[Component data from apps and pages]
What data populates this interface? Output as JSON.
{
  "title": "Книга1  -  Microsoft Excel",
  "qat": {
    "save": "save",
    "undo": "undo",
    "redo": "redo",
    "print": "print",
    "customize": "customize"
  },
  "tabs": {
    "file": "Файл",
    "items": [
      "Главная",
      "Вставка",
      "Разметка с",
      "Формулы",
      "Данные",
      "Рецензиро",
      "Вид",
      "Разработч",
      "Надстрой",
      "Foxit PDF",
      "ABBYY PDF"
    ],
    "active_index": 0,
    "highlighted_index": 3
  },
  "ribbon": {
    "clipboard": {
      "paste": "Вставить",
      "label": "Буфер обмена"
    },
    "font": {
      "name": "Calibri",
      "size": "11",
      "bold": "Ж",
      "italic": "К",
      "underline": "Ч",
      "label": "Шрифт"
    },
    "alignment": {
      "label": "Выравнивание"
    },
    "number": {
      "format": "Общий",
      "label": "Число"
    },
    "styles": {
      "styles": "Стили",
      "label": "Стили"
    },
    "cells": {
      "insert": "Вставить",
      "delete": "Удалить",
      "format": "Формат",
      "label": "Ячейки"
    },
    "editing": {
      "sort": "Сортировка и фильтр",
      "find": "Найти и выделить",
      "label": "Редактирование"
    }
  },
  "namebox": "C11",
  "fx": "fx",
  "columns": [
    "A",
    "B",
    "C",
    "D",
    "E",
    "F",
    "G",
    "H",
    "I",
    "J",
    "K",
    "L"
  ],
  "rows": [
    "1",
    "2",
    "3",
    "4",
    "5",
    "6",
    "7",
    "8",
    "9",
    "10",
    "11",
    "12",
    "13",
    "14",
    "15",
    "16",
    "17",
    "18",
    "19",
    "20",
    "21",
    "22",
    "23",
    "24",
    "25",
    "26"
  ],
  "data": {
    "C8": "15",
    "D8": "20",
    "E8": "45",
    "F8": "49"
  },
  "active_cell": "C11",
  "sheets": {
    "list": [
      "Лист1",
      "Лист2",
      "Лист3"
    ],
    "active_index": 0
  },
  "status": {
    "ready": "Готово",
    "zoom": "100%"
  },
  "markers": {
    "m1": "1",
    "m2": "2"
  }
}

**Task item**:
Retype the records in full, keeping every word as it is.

**Exercise answer**:
What data populates this interface? Output as JSON.
{
  "title": "Книга1  -  Microsoft Excel",
  "qat": {
    "save": "save",
    "undo": "undo",
    "redo": "redo",
    "print": "print",
    "customize": "customize"
  },
  "tabs": {
    "file": "Файл",
    "items": [
      "Главная",
      "Вставка",
      "Разметка с",
      "Формулы",
      "Данные",
      "Рецензиро",
      "Вид",
      "Разработч",
      "Надстрой",
      "Foxit PDF",
      "ABBYY PDF"
    ],
    "active_index": 0,
    "highlighted_index": 3
  },
  "ribbon": {
    "clipboard": {
      "paste": "Вставить",
      "label": "Буфер обмена"
    },
    "font": {
      "name": "Calibri",
      "size": "11",
      "bold": "Ж",
      "italic": "К",
      "underline": "Ч",
      "label": "Шрифт"
    },
    "alignment": {
      "label": "Выравнивание"
    },
    "number": {
      "format": "Общий",
      "label": "Число"
    },
    "styles": {
      "styles": "Стили",
      "label": "Стили"
    },
    "cells": {
      "insert": "Вставить",
      "delete": "Удалить",
      "format": "Формат",
      "label": "Ячейки"
    },
    "editing": {
      "sort": "Сортировка и фильтр",
      "find": "Найти и выделить",
      "label": "Редактирование"
    }
  },
  "namebox": "C11",
  "fx": "fx",
  "columns": [
    "A",
    "B",
    "C",
    "D",
    "E",
    "F",
    "G",
    "H",
    "I",
    "J",
    "K",
    "L"
  ],
  "rows": [
    "1",
    "2",
    "3",
    "4",
    "5",
    "6",
    "7",
    "8",
    "9",
    "10",
    "11",
    "12",
    "13",
    "14",
    "15",
    "16",
    "17",
    "18",
    "19",
    "20",
    "21",
    "22",
    "23",
    "24",
    "25",
    "26"
  ],
  "data": {
    "C8": "15",
    "D8": "20",
    "E8": "45",
    "F8": "49"
  },
  "active_cell": "C11",
  "sheets": {
    "list": [
      "Лист1",
      "Лист2",
      "Лист3"
    ],
    "active_index": 0
  },
  "status": {
    "ready": "Готово",
    "zoom": "100%"
  },
  "markers": {
    "m1": "1",
    "m2": "2"
  }
}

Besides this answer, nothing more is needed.